## Assignment
Only a number is wanted here: the number of lines of the data that include "care".

Data about app and page elements
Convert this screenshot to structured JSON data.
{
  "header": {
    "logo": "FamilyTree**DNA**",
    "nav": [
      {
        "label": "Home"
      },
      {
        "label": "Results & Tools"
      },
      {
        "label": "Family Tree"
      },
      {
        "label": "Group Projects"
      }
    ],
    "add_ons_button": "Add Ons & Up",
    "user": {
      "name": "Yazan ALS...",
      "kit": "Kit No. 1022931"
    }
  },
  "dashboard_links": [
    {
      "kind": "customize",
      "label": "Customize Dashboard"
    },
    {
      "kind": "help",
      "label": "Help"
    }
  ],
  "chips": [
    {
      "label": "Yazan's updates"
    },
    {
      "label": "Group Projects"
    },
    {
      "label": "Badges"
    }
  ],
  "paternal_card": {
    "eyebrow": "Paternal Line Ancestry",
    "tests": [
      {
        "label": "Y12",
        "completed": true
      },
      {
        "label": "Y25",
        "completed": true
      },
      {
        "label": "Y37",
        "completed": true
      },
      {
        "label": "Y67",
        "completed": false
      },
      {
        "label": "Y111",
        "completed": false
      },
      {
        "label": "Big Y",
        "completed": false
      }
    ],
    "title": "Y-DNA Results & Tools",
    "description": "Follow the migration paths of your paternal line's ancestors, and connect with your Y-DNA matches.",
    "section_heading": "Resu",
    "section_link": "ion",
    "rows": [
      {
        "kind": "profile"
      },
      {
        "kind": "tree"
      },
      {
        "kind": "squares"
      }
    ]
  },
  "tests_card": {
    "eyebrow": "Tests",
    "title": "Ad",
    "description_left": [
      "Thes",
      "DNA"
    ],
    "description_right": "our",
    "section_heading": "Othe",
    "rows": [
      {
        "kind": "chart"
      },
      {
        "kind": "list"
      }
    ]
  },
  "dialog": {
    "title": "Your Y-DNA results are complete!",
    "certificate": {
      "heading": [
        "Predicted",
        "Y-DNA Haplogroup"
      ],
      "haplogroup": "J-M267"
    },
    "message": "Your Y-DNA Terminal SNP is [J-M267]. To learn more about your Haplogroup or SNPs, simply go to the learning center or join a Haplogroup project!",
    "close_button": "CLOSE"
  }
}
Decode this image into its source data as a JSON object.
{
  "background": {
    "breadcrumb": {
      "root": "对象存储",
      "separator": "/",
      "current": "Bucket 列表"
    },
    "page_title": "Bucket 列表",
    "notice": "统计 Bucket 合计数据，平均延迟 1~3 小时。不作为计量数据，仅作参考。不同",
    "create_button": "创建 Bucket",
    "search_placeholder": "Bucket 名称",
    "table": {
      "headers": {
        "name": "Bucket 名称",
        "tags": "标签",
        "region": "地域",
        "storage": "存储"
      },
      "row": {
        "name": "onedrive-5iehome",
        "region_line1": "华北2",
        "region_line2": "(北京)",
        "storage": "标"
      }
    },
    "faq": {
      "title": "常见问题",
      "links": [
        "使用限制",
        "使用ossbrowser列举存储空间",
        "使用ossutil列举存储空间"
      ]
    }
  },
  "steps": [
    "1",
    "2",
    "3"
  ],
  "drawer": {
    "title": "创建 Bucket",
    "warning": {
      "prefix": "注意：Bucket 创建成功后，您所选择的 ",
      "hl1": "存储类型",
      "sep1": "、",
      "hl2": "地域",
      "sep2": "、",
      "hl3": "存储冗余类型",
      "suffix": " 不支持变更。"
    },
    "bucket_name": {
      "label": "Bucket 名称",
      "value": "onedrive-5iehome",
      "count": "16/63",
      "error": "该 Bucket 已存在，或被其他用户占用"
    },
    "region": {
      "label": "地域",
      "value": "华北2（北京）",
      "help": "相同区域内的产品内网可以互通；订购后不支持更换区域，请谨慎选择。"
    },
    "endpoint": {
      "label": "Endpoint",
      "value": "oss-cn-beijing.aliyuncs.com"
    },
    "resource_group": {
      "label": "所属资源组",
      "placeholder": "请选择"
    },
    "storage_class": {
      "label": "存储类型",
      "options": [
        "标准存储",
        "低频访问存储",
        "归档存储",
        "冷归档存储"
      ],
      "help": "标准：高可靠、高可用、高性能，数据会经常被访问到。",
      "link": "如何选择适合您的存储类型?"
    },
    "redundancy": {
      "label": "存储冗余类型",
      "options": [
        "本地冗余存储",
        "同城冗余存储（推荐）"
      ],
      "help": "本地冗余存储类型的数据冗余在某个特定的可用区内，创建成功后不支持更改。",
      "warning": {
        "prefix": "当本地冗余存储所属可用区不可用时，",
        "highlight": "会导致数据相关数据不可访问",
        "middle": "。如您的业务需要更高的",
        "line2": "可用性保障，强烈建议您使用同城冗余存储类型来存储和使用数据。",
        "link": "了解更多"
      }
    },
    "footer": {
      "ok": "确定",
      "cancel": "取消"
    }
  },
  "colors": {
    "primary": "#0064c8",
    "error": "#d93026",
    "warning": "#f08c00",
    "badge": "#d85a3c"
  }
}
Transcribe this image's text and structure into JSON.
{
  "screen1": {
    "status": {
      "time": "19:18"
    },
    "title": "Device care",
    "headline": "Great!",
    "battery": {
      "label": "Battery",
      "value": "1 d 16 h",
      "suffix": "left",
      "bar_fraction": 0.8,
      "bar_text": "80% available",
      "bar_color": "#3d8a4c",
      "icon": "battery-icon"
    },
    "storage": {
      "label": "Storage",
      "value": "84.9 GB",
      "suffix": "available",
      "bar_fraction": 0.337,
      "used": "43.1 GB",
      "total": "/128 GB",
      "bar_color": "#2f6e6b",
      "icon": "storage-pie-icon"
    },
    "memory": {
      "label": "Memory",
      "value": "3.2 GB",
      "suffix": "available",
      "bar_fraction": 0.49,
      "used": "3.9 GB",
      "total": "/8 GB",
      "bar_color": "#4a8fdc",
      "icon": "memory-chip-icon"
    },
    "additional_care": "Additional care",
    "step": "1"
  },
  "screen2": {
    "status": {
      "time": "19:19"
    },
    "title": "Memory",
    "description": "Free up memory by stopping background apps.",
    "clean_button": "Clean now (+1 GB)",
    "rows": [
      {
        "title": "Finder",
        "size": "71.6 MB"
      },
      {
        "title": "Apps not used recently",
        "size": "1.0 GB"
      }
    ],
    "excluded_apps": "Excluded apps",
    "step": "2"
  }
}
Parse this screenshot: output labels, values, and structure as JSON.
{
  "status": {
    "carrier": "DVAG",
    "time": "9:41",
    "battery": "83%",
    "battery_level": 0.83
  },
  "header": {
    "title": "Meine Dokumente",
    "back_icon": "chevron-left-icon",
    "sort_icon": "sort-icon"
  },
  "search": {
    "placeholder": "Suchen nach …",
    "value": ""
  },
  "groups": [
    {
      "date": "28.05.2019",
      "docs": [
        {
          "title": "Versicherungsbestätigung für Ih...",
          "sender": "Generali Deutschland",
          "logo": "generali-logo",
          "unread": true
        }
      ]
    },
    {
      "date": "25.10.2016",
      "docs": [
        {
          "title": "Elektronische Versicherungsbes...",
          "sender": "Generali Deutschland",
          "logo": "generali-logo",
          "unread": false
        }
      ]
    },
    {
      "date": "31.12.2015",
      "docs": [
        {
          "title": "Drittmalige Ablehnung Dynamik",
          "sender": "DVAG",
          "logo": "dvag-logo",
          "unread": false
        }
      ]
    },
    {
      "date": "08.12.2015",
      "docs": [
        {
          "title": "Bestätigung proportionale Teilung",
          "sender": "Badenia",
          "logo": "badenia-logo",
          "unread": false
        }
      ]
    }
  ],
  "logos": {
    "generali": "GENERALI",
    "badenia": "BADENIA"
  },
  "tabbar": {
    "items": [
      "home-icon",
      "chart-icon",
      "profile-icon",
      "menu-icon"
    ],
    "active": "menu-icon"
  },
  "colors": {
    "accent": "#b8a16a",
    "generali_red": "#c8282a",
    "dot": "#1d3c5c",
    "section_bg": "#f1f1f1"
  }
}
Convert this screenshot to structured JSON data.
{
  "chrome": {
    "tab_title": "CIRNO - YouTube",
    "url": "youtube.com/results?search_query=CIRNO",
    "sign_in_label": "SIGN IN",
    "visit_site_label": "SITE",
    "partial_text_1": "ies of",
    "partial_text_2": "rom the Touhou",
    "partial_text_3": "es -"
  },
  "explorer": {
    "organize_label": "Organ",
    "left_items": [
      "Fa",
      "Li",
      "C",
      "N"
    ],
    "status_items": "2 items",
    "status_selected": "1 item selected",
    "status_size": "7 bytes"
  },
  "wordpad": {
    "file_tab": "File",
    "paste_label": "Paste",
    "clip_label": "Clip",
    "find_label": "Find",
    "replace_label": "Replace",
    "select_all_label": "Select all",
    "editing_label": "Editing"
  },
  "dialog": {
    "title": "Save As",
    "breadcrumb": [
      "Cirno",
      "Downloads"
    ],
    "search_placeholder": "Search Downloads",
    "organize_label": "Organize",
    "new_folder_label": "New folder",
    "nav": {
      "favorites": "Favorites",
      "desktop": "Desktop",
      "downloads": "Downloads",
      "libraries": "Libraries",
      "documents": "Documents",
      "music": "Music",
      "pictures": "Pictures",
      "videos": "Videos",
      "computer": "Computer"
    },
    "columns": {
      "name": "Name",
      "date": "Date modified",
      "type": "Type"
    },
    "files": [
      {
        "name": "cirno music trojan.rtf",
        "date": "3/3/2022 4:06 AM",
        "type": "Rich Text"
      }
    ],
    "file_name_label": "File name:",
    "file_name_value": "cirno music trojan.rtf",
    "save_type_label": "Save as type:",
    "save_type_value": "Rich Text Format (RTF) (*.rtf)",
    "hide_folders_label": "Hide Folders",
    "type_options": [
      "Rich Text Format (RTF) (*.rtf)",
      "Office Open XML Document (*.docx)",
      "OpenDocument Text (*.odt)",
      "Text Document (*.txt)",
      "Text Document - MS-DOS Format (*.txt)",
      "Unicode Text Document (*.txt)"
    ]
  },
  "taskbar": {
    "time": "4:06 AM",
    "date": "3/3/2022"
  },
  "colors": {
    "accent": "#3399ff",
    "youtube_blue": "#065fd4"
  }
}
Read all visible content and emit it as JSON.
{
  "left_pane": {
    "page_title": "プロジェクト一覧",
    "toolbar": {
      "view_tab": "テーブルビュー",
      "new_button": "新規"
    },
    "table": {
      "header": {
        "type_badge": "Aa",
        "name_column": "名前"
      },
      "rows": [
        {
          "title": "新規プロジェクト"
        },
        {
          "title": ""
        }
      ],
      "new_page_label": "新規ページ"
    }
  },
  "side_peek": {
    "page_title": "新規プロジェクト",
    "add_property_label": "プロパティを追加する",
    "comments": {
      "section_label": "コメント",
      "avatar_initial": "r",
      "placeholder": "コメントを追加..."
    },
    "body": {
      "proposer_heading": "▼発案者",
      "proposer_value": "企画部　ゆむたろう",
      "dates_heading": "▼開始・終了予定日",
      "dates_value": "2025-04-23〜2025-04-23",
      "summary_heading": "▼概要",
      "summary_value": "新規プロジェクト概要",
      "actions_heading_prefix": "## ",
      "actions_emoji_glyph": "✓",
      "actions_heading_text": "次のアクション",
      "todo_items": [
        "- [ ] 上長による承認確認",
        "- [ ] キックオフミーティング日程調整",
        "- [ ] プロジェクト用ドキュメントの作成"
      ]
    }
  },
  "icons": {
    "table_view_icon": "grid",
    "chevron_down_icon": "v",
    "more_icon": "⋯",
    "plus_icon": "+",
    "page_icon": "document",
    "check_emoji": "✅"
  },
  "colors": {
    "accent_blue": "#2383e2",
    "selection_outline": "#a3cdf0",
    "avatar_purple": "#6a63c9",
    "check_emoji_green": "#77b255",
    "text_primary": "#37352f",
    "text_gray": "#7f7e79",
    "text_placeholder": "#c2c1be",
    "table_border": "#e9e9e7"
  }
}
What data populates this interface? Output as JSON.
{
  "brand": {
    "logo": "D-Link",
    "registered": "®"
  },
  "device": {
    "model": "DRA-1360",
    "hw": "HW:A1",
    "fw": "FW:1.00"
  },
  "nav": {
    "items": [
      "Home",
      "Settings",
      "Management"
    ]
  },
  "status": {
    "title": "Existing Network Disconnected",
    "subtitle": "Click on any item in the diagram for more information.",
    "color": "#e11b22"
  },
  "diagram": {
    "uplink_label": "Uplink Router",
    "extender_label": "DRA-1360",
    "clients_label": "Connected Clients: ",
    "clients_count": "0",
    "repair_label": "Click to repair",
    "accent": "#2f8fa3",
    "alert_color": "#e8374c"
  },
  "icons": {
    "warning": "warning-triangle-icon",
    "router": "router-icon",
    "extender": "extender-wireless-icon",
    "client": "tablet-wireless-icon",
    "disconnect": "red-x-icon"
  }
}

## Answer for the task
2